### [WHAT THIS TASK INVOLVES]
No pictures belong in the answer. Repeat all the entries exactly.

### [TASK MATERIAL]
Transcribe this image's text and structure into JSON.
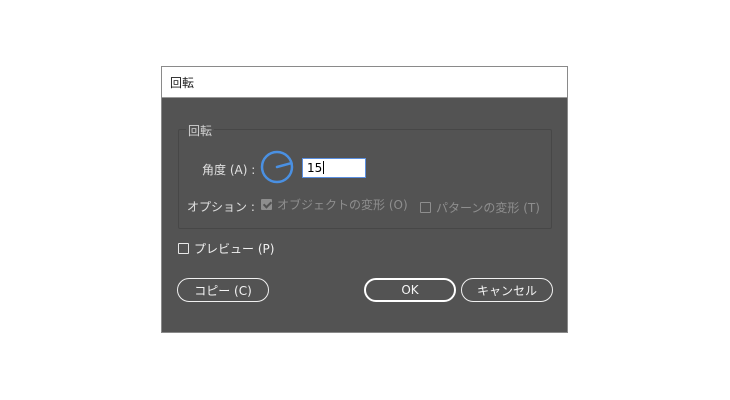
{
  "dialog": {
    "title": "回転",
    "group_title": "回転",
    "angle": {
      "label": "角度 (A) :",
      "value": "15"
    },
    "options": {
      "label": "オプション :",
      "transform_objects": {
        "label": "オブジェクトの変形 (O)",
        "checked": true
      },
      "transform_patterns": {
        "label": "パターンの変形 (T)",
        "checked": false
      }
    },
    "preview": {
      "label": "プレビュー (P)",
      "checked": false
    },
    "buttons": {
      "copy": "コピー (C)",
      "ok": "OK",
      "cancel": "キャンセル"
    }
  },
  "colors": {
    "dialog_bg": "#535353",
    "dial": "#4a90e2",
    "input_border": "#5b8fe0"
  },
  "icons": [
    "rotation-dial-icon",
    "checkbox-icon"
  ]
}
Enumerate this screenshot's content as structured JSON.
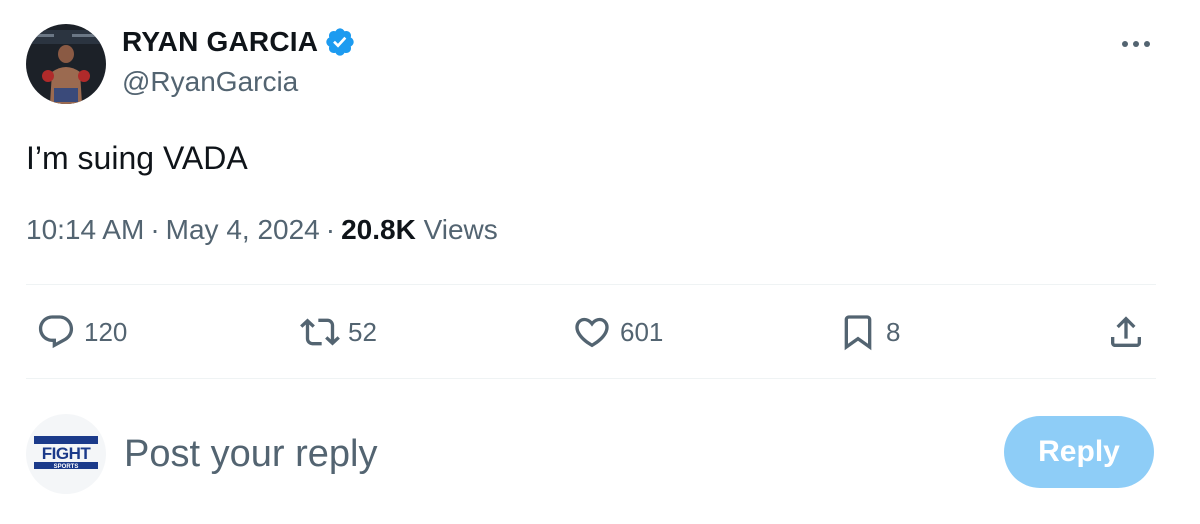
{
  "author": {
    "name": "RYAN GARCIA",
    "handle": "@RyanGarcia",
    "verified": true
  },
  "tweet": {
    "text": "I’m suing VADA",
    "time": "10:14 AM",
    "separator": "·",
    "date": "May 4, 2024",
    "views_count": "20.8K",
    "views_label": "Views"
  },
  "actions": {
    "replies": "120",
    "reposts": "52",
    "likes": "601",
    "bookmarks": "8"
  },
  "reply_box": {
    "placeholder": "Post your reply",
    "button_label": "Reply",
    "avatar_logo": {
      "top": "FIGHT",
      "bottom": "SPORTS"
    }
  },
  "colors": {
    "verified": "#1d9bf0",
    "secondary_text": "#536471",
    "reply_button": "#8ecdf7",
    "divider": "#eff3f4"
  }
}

### [REPLY]
Transcribe this image's text and structure into JSON.
{
  "dialog": {
    "title": "回転",
    "group_title": "回転",
    "angle": {
      "label": "角度 (A) :",
      "value": "15"
    },
    "options": {
      "label": "オプション :",
      "transform_objects": {
        "label": "オブジェクトの変形 (O)",
        "checked": true
      },
      "transform_patterns": {
        "label": "パターンの変形 (T)",
        "checked": false
      }
    },
    "preview": {
      "label": "プレビュー (P)",
      "checked": false
    },
    "buttons": {
      "copy": "コピー (C)",
      "ok": "OK",
      "cancel": "キャンセル"
    }
  },
  "colors": {
    "dialog_bg": "#535353",
    "dial": "#4a90e2",
    "input_border": "#5b8fe0"
  },
  "icons": [
    "rotation-dial-icon",
    "checkbox-icon"
  ]
}
Enumerate this screenshot's content as structured JSON.
{
  "author": {
    "name": "RYAN GARCIA",
    "handle": "@RyanGarcia",
    "verified": true
  },
  "tweet": {
    "text": "I’m suing VADA",
    "time": "10:14 AM",
    "separator": "·",
    "date": "May 4, 2024",
    "views_count": "20.8K",
    "views_label": "Views"
  },
  "actions": {
    "replies": "120",
    "reposts": "52",
    "likes": "601",
    "bookmarks": "8"
  },
  "reply_box": {
    "placeholder": "Post your reply",
    "button_label": "Reply",
    "avatar_logo": {
      "top": "FIGHT",
      "bottom": "SPORTS"
    }
  },
  "colors": {
    "verified": "#1d9bf0",
    "secondary_text": "#536471",
    "reply_button": "#8ecdf7",
    "divider": "#eff3f4"
  }
}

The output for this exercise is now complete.